I have the following situation and would like to know your opinion and inputs. My applications has a company. Each company has a lot of departments, which in turn has a lot of users. I have a calendar at all the levels. So there is a central calendar for the company, and separate calendar for each departments, and separate calendar for each user. Idea is when the user is interested in an event that is in the company, he/she can add it to their calendar.Now,I need to have one or many tables for events.I was thinking whether

  • I should have one table, which will have a field to uniquely identify each entity(company,department,user) and depending on who is querying, I can retrieve the results accordingly
  • I should have multiple tables. One table for company, One table for departments, One table for users.

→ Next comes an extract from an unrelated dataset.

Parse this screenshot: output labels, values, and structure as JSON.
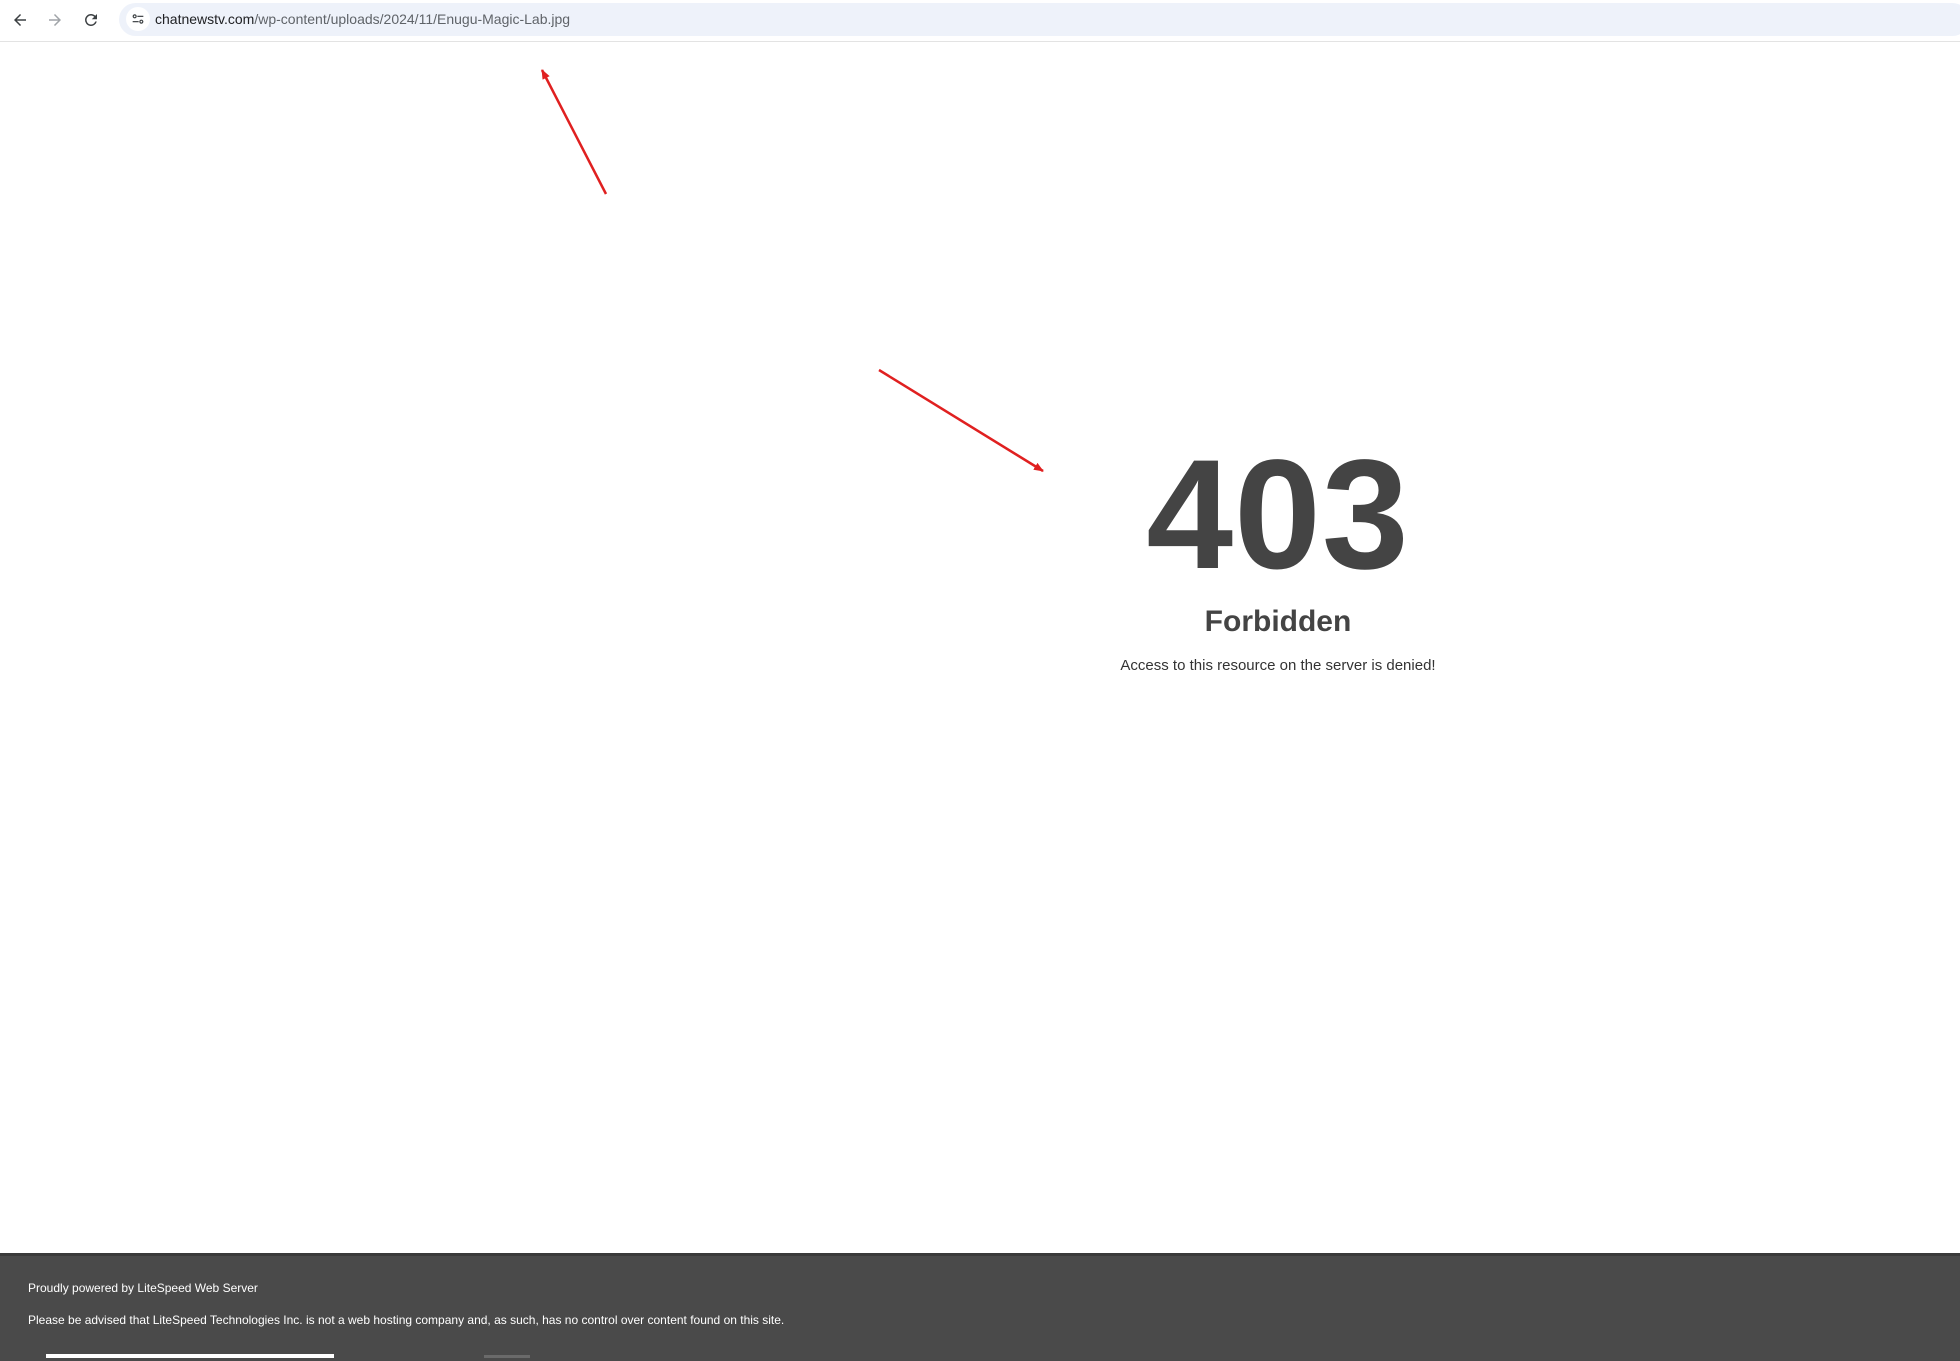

So it is more like having one table against three tables.


share|improve this question
Thank you for all the inputs. I am going to divide into more than one tables. Thanks again :) – felix Jul 7 '10 at 15:47

Look at the application requirements - if the events for the different levels are essentially the same (have the same data requirements, behavior), you should probably just use the one table. If they are going to be different, use different tables.

share|improve this answer
It is going to be the same fields. But if there is going to be only one table, when I query will it affect the performance because I will have more record to query and I will query them often.. – felix Jul 6 '10 at 5:59
@Steve - What kind of usage do you expect from this? Millions of records a week? A year? A decade? SQL server can deal with many millions of records without a problem, so long as you have correctly indexed your tables and are performance tuning the DB. – Oded Jul 6 '10 at 6:05

I don't think events need to know if they belong to the company, department of user directly. I would suspect that events belong to a calendar and a calendar belong to the company, department or user?

So a Calendar table:


And then an event table


And an "EVENT_TO_CALENDAR" table (for the purposes of a many to many relationship:


If a user can see the event in the company calendar, they can say "add it to mine" that will create a new record in the EVENT_TO_CALENDAR table, with the same EVENT_ID but their unique CALENDAR_ID. The event is now linked to each calendar (the company's and the user's).

share|improve this answer
+1 for usability. Seems like the most elegant solution to me. – Stephen Collins Jul 6 '10 at 7:41

I think I would argue for three tables. First of all, if you choose one table, it will get three nullable foreign keys. This means you cannot guarantee consistency just from the database model but you have to guarantee it somewhere in your business logic. Second, as time passes you will very likely find out that a company calendar is slightly different than an employee or a department calendar. The latter may require an additional column, for example. You just cannot predict this.

share|improve this answer
In Oracle, you could add a check constraint that requires one and only one of COMPANY_ID, DEPT_ID, and PERSON_ID to be populated. Similarly, constraints can be put in place to verify that company-specific attributes are populated. – Adam Musch Jul 6 '10 at 15:08

Your Answer


By posting your answer, you agree to the privacy policy and terms of service.

Not the answer you're looking for? Browse other questions tagged or ask your own question.